Exercise requirements: Your answer should repeat every line of the records below in which the word "grid" appears.

══ Information provided ══

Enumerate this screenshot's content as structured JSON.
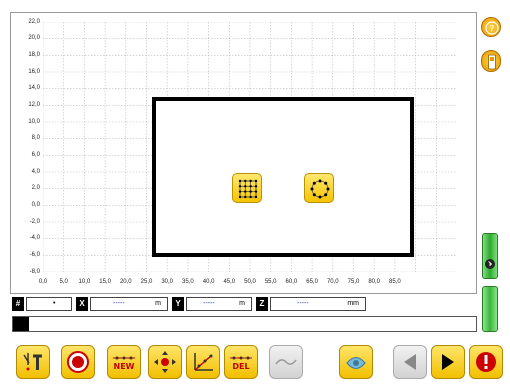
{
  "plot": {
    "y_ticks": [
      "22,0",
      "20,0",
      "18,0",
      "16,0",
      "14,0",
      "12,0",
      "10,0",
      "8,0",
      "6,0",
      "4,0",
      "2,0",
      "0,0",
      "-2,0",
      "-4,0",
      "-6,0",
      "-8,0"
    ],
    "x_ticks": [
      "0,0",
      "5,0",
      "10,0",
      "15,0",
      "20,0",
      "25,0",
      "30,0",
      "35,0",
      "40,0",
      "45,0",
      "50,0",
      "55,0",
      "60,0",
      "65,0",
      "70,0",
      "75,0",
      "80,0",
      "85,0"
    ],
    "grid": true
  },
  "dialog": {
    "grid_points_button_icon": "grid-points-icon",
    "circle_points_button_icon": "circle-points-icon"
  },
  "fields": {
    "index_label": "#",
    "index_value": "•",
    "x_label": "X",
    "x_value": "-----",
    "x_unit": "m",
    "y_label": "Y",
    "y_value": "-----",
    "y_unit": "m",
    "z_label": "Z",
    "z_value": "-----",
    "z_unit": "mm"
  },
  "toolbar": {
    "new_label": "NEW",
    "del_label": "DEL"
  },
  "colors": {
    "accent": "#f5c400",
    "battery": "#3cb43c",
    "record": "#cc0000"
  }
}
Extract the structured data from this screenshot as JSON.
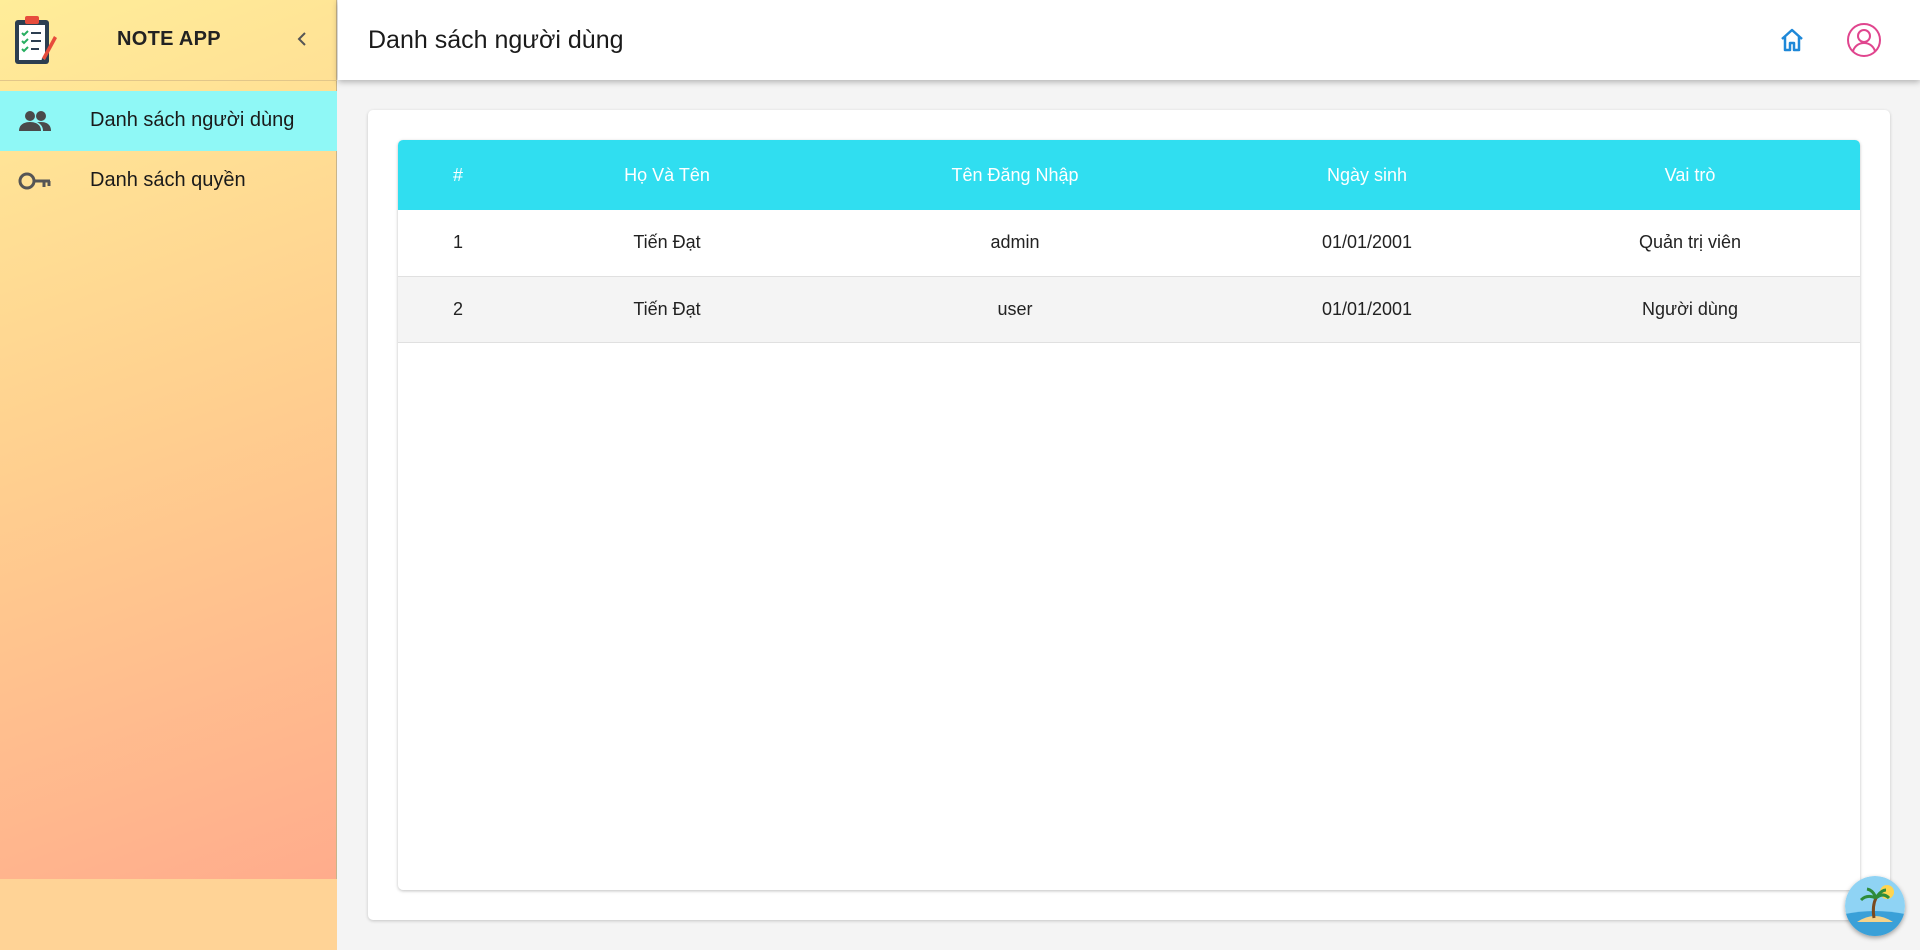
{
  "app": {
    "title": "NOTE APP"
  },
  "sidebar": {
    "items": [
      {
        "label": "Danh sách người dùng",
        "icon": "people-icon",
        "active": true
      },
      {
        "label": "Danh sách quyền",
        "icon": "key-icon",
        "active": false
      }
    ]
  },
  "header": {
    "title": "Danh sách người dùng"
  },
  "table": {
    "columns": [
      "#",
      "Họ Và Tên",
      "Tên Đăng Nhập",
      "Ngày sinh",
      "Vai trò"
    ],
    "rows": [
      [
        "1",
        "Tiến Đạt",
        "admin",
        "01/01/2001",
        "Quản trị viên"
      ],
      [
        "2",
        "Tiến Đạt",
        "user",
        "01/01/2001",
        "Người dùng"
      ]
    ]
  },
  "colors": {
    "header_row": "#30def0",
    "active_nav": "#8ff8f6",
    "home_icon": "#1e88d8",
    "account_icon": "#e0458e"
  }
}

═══
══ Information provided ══

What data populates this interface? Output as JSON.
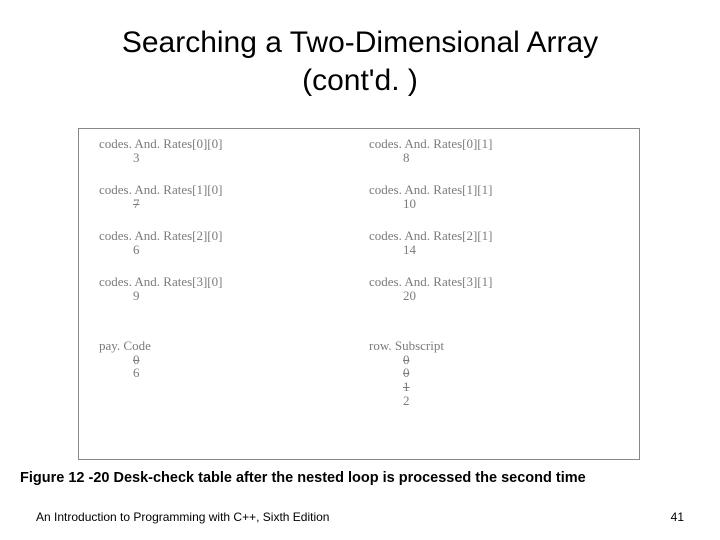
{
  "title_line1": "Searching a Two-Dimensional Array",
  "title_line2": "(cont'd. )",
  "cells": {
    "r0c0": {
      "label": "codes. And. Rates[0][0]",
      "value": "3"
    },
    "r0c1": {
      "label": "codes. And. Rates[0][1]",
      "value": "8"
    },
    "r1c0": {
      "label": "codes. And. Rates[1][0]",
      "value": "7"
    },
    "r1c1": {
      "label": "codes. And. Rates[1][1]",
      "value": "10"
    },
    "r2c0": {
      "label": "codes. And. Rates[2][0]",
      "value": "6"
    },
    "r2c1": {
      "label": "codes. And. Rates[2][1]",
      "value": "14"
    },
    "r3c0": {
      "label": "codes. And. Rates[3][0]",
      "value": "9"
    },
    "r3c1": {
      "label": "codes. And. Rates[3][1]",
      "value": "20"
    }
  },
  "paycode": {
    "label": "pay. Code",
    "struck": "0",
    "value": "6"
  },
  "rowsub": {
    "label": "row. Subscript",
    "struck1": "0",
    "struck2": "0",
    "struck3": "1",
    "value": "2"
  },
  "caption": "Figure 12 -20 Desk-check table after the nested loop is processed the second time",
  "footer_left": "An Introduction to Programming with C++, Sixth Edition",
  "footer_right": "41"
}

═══

Written answer:
    "grid": true
    "grid_points_button_icon": "grid-points-icon",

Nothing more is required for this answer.